    Birtwistle or Maxwell-Davies?

  • Colin Reed says:

    Noel Coward or Andrew Lloyd Webber?

  • Roger M says:

    Tavener or Rutter?

  • Paul Pellay says:

    Divide? What divide? There is none as far as I’m concerned.

  • David Boxwell says:

    Tippett was never as “twee” as Britten could be, but Britten was never as cringingly “trendy” as Tippett could be. No matter, I love them both and couldn’t do without either.

  • Tom Foley says:

    It’s folly to make direct comparisons of musicians on a “greater than” basis. Changing times and changing tastes may trump every musical judgement we make. There are no absolutes in artistic taste. Say, whatever happened to Josquin des prez anyway?

  • Brian says:

    Elgar over Delius. I’m sorry, but to me an awful lot of Delius sounds like Ketelby in fancy dress. Not all of him, not the Mass of Life certainly.

    So much of Tippett is wonderful, e.g. Midsummer Marriage but oh Lordy, those awful libretti. King Priam is the best if the lot.

    Not that fake rivalries between composers really mean much of anything.

  • Marc says:

    Lennon or McCartney?

  • m2n2k says:

    My answers, for whatever they are worth, would be: Elgar and Britten.

  • Halldor says:

    Bit silly, this. Holst died the same year as Elgar & Delius; why not throw him into the mix too? Reminds me of those pre-war music textbooks that grouped Bruckner & Mahler as if they too were merely two sides of the same coin.
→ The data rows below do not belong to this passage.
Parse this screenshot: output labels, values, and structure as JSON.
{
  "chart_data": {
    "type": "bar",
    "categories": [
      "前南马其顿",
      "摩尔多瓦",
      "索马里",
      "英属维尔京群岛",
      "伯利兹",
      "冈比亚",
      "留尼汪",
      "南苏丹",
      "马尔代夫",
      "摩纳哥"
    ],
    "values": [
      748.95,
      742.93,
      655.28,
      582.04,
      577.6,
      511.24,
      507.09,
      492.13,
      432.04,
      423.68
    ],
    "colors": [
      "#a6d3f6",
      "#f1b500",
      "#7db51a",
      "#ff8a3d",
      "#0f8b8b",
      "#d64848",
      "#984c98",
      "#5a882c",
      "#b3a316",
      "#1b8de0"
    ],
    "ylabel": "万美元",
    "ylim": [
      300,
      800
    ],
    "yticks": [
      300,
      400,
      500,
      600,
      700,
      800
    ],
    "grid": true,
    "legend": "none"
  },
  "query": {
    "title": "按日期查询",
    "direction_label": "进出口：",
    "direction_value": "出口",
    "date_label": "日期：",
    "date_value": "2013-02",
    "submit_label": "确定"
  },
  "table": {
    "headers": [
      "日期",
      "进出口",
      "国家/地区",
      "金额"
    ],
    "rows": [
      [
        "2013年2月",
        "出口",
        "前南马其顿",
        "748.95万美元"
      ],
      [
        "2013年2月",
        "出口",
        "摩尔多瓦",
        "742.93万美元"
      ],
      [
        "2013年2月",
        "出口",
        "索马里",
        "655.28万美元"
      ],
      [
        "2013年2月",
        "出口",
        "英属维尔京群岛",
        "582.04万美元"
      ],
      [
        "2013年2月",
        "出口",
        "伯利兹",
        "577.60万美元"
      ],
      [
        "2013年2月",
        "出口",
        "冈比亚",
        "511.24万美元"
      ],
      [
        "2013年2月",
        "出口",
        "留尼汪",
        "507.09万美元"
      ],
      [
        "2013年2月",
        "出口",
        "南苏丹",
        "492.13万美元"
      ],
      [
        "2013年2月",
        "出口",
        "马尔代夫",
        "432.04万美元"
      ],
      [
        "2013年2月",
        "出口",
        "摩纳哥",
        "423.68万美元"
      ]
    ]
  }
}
    But Delius and Tippett are both going through unfashionable phases. Both will be back. I always enjoy the way that Delius is sneered at (by the sort of people who sneer at these sort of things) as a parochial English pastoralist – when he was English only by accident of birth, wrote his most ambitious works in German, set Nietzsche to music, lived in France and had his closest musical friendships with a Norwegian and an Aussie. He was so defiantly un-cosy that he died of syphilis.

    He’s the most genuinely cosmopolitan major composer ever to come out of the UK: you just need an open ear. Recently tuned in mid-broadcast on R3 to a piece which – after 5 mins’ listening – I was convinced was Delius. Turned out to be Schoenberg (Pelleas & Melisande). So think on, as they say in Bradford.

  • robcat2075 says:

    I wouldn’t wish to banish any of them.

  • Rev. O. Lution Willcum says:

    Adam Carse “Orchestration”, Debussy and…Holst? There’s a Divide for you

  • Michael Antrobus says:

    Silly comparison really. They are all good in their own right!!!! It’s a matter of individual taste. (I avoid Bizet!)

  • Yossi Peles says:

    Personally, I prefer Delius; as a matter of fact, I’m a Delius fan and his music is as dear to me as Wagner’s and Scriabin’s (among some others). But objectively speaking, Elgar is the better musician, or rather the better ‘technician’ and in a few works (the cello concerto, for example, or the Enigma variations) he even touches that realm of poetry and inspiration of which Delius is a native inhabitant. As for Britten and Tippett, they are both wonderful, the former being, I think, the more immediately attractive. On the whole one should avoid quality comparisons of works of art; they may be used only for instructive, pedagogic, purposes.